WORK REQUIRED: Check every line of the entries below for the word "smoothing", then give only the number of lines that have it.

AVAILABLE DATA:
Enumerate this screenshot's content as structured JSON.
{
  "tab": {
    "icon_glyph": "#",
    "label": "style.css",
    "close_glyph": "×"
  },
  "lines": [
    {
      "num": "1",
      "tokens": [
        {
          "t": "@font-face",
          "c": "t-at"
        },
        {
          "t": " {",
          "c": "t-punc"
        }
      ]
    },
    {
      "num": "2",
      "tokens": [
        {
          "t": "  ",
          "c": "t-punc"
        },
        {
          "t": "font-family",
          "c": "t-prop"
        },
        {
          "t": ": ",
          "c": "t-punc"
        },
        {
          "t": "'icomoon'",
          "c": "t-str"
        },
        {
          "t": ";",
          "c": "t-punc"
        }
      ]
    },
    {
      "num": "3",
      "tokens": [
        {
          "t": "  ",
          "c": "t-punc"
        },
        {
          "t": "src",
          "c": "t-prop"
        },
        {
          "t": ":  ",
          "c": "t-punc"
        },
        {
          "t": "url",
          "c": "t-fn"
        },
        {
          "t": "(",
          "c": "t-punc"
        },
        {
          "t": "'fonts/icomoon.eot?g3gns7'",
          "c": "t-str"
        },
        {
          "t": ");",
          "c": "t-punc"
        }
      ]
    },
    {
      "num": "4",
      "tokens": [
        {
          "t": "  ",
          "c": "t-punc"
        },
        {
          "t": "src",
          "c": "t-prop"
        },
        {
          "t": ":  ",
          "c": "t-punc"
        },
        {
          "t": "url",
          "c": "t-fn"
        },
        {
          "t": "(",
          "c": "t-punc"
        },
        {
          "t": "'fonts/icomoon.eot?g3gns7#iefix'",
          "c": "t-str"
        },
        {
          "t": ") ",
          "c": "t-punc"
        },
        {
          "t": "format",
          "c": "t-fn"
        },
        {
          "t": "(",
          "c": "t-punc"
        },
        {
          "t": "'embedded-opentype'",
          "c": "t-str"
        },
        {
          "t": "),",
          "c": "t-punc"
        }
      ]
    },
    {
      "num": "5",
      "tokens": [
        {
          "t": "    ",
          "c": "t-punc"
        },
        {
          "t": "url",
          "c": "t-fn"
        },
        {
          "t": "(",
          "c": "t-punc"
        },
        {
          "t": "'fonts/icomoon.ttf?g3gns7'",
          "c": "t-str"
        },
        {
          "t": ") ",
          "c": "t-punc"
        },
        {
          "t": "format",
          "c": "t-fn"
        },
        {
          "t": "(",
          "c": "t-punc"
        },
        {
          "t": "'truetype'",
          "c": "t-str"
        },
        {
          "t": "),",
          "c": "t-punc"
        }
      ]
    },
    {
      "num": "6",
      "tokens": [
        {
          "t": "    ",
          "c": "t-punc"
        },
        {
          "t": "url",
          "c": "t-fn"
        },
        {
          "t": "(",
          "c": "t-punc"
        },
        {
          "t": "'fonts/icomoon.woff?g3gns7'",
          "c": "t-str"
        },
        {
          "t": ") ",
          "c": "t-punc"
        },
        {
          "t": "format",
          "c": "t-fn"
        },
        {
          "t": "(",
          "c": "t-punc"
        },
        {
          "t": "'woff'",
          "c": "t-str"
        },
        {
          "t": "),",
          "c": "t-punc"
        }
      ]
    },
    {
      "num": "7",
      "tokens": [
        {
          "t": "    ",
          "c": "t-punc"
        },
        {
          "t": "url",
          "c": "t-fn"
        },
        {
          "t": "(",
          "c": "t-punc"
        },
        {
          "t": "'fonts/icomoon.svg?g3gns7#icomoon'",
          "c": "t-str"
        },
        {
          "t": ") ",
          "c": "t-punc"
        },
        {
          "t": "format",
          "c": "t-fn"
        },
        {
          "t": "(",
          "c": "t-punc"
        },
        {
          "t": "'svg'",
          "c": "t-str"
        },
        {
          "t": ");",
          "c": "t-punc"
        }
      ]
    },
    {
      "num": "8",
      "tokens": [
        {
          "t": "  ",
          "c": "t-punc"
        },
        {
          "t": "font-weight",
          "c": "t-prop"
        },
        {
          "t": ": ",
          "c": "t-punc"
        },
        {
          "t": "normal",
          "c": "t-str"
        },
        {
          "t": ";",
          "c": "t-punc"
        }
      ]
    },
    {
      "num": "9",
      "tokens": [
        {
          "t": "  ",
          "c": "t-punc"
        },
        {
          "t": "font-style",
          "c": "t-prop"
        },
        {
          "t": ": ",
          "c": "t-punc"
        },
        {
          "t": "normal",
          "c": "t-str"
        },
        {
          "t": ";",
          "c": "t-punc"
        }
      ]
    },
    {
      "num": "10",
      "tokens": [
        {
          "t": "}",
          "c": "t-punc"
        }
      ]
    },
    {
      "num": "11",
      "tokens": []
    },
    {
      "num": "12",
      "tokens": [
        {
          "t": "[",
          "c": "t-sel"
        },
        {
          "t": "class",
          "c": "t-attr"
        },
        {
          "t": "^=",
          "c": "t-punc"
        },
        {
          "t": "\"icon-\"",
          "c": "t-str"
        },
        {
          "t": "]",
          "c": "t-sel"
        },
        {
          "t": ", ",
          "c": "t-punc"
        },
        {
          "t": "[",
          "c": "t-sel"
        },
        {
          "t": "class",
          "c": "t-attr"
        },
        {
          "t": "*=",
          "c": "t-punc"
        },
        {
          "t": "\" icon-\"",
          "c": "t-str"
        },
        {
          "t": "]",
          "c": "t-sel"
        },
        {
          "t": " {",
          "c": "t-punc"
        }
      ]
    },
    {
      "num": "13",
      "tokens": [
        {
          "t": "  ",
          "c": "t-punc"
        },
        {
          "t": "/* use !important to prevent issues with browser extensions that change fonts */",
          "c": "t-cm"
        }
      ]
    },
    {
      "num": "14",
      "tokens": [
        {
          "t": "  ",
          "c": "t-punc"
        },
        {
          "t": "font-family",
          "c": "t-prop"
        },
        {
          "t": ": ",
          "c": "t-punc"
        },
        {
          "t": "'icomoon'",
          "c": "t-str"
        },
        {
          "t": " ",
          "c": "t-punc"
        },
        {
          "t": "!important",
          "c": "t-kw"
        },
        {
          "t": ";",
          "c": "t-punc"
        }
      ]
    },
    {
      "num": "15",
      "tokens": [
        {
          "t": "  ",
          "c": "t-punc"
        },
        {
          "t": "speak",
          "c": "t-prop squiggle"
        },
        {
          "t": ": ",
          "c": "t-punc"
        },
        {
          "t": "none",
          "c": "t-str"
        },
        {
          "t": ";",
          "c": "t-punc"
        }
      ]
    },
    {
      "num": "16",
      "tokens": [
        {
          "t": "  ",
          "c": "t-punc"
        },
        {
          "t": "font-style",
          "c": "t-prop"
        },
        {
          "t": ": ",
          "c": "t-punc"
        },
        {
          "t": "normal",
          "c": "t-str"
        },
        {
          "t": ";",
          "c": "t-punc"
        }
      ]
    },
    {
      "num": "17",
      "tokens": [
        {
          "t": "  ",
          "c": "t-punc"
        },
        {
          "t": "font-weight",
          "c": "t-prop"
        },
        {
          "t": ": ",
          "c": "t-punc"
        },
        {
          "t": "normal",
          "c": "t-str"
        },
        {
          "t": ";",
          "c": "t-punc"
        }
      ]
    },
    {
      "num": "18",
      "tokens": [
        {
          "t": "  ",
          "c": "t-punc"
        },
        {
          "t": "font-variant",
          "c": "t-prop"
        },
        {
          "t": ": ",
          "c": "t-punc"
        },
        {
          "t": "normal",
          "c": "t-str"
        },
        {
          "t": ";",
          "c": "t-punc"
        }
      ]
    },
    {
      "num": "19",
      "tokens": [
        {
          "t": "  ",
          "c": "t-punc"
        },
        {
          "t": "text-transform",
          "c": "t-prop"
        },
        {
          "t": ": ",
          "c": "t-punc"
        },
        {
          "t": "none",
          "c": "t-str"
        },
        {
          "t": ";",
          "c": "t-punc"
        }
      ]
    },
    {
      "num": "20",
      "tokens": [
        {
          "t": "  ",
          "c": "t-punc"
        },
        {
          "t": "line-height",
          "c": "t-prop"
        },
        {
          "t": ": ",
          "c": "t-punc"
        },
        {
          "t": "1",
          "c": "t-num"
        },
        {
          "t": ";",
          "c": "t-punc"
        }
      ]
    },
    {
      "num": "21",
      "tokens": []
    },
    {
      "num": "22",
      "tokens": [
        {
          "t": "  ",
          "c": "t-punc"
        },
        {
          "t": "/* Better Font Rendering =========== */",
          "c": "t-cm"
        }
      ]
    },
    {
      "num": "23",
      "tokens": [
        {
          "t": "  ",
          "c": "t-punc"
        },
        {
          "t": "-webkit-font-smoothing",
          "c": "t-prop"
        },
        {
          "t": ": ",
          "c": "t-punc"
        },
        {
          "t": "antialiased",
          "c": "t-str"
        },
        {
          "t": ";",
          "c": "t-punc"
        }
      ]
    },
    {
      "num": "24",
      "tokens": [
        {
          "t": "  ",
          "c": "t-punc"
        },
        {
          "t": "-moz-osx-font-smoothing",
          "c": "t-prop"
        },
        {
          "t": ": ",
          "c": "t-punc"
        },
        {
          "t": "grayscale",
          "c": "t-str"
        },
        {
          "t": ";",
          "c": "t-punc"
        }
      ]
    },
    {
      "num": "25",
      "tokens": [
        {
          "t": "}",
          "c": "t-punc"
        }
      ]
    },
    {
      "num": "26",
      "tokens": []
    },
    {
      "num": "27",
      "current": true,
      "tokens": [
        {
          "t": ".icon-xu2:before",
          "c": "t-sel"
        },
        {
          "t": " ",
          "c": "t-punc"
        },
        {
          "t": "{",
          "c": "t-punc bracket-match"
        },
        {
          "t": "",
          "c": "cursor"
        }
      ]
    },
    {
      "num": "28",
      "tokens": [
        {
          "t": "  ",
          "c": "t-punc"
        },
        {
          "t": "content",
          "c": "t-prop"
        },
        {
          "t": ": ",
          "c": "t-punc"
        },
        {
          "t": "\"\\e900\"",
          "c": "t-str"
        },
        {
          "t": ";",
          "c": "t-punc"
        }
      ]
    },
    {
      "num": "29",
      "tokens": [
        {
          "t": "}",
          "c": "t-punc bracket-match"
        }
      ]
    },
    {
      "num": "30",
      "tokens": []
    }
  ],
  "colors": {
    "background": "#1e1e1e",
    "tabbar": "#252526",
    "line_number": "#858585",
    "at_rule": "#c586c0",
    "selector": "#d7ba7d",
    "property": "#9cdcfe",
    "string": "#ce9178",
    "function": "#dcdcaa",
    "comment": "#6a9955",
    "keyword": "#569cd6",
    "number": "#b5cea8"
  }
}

COMPLETED TASK: 2